— Supplied information —
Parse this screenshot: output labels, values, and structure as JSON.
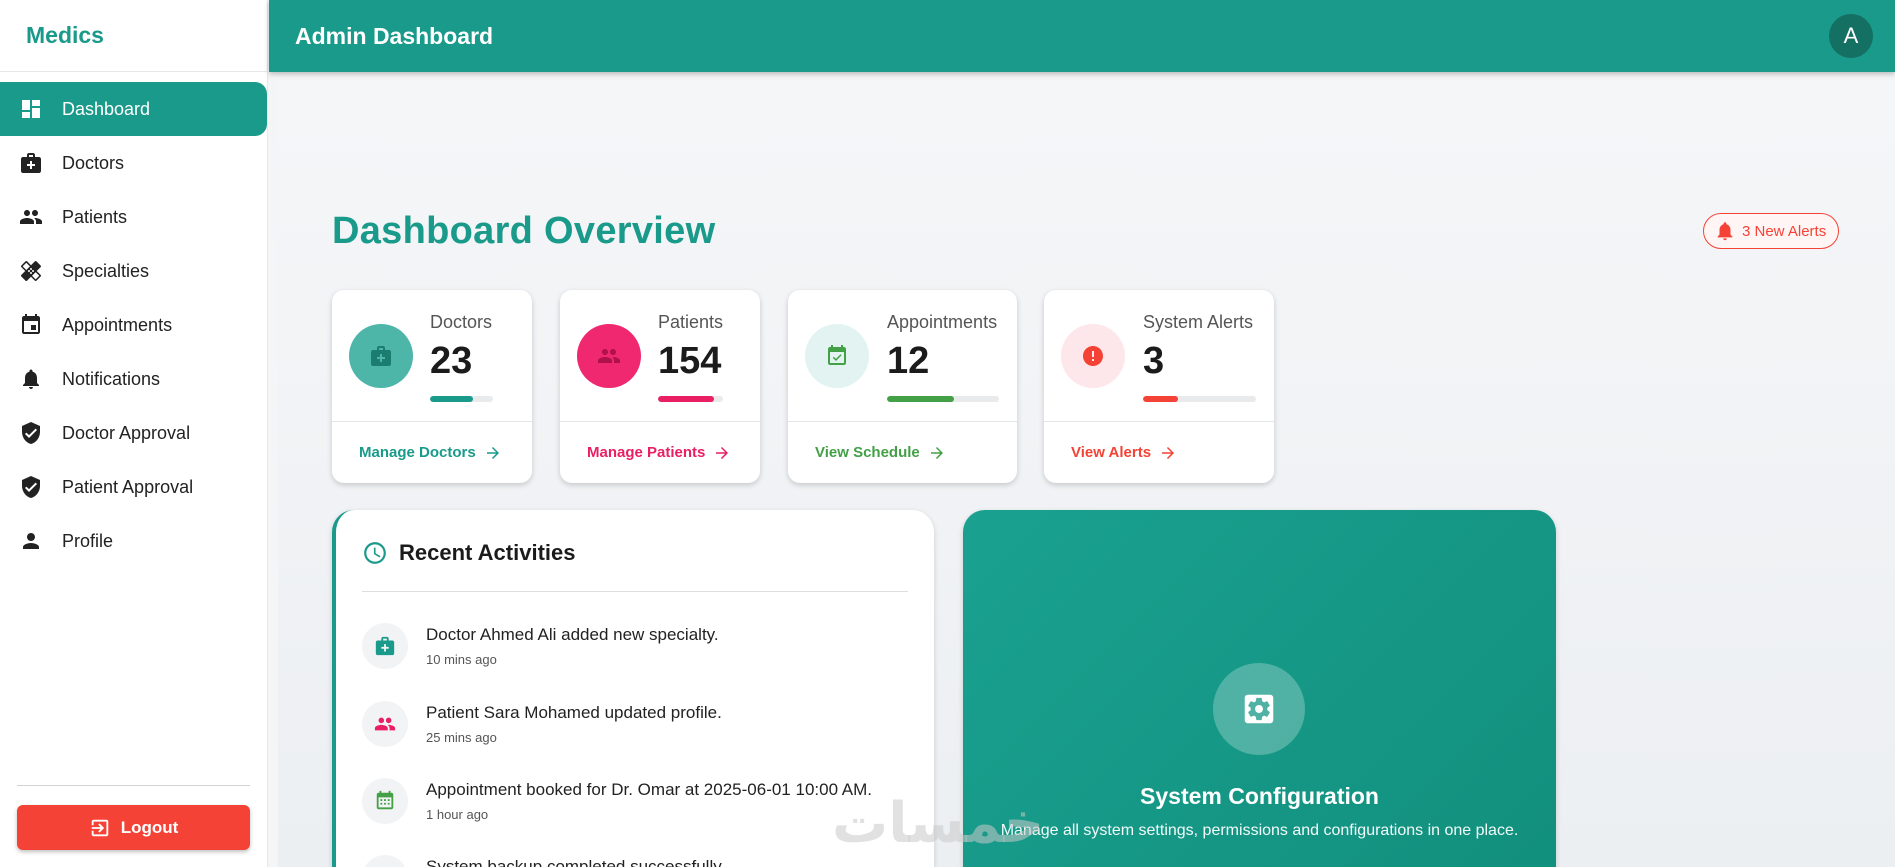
{
  "brand": "Medics",
  "topbar": {
    "title": "Admin Dashboard",
    "avatar": "A"
  },
  "sidebar": {
    "items": [
      {
        "label": "Dashboard",
        "icon": "dashboard-icon",
        "active": true
      },
      {
        "label": "Doctors",
        "icon": "medical-bag-icon"
      },
      {
        "label": "Patients",
        "icon": "people-icon"
      },
      {
        "label": "Specialties",
        "icon": "healing-icon"
      },
      {
        "label": "Appointments",
        "icon": "calendar-icon"
      },
      {
        "label": "Notifications",
        "icon": "bell-icon"
      },
      {
        "label": "Doctor Approval",
        "icon": "shield-check-icon"
      },
      {
        "label": "Patient Approval",
        "icon": "shield-check-icon"
      },
      {
        "label": "Profile",
        "icon": "person-icon"
      }
    ],
    "logout_label": "Logout"
  },
  "main": {
    "title": "Dashboard Overview",
    "alerts_badge": "3 New Alerts",
    "stats": [
      {
        "label": "Doctors",
        "value": "23",
        "action": "Manage Doctors",
        "color": "#1a9a8a",
        "progress": 0.68,
        "icon": "medical-bag-icon"
      },
      {
        "label": "Patients",
        "value": "154",
        "action": "Manage Patients",
        "color": "#e91e63",
        "progress": 0.86,
        "icon": "people-icon"
      },
      {
        "label": "Appointments",
        "value": "12",
        "action": "View Schedule",
        "color": "#43a047",
        "progress": 0.6,
        "icon": "calendar-check-icon"
      },
      {
        "label": "System Alerts",
        "value": "3",
        "action": "View Alerts",
        "color": "#f44336",
        "progress": 0.31,
        "icon": "alert-icon"
      }
    ],
    "activities": {
      "title": "Recent Activities",
      "items": [
        {
          "text": "Doctor Ahmed Ali added new specialty.",
          "time": "10 mins ago",
          "icon": "medical-bag-icon"
        },
        {
          "text": "Patient Sara Mohamed updated profile.",
          "time": "25 mins ago",
          "icon": "people-icon"
        },
        {
          "text": "Appointment booked for Dr. Omar at 2025-06-01 10:00 AM.",
          "time": "1 hour ago",
          "icon": "calendar-icon"
        },
        {
          "text": "System backup completed successfully.",
          "time": "",
          "icon": "backup-icon"
        }
      ]
    },
    "system_config": {
      "title": "System Configuration",
      "description": "Manage all system settings, permissions and configurations in one place."
    }
  },
  "watermark": "خمسات"
}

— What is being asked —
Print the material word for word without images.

— Exercise result —
Parse this screenshot: output labels, values, and structure as JSON.
{
  "brand": "Medics",
  "topbar": {
    "title": "Admin Dashboard",
    "avatar": "A"
  },
  "sidebar": {
    "items": [
      {
        "label": "Dashboard",
        "icon": "dashboard-icon",
        "active": true
      },
      {
        "label": "Doctors",
        "icon": "medical-bag-icon"
      },
      {
        "label": "Patients",
        "icon": "people-icon"
      },
      {
        "label": "Specialties",
        "icon": "healing-icon"
      },
      {
        "label": "Appointments",
        "icon": "calendar-icon"
      },
      {
        "label": "Notifications",
        "icon": "bell-icon"
      },
      {
        "label": "Doctor Approval",
        "icon": "shield-check-icon"
      },
      {
        "label": "Patient Approval",
        "icon": "shield-check-icon"
      },
      {
        "label": "Profile",
        "icon": "person-icon"
      }
    ],
    "logout_label": "Logout"
  },
  "main": {
    "title": "Dashboard Overview",
    "alerts_badge": "3 New Alerts",
    "stats": [
      {
        "label": "Doctors",
        "value": "23",
        "action": "Manage Doctors",
        "color": "#1a9a8a",
        "progress": 0.68,
        "icon": "medical-bag-icon"
      },
      {
        "label": "Patients",
        "value": "154",
        "action": "Manage Patients",
        "color": "#e91e63",
        "progress": 0.86,
        "icon": "people-icon"
      },
      {
        "label": "Appointments",
        "value": "12",
        "action": "View Schedule",
        "color": "#43a047",
        "progress": 0.6,
        "icon": "calendar-check-icon"
      },
      {
        "label": "System Alerts",
        "value": "3",
        "action": "View Alerts",
        "color": "#f44336",
        "progress": 0.31,
        "icon": "alert-icon"
      }
    ],
    "activities": {
      "title": "Recent Activities",
      "items": [
        {
          "text": "Doctor Ahmed Ali added new specialty.",
          "time": "10 mins ago",
          "icon": "medical-bag-icon"
        },
        {
          "text": "Patient Sara Mohamed updated profile.",
          "time": "25 mins ago",
          "icon": "people-icon"
        },
        {
          "text": "Appointment booked for Dr. Omar at 2025-06-01 10:00 AM.",
          "time": "1 hour ago",
          "icon": "calendar-icon"
        },
        {
          "text": "System backup completed successfully.",
          "time": "",
          "icon": "backup-icon"
        }
      ]
    },
    "system_config": {
      "title": "System Configuration",
      "description": "Manage all system settings, permissions and configurations in one place."
    }
  },
  "watermark": "خمسات"
}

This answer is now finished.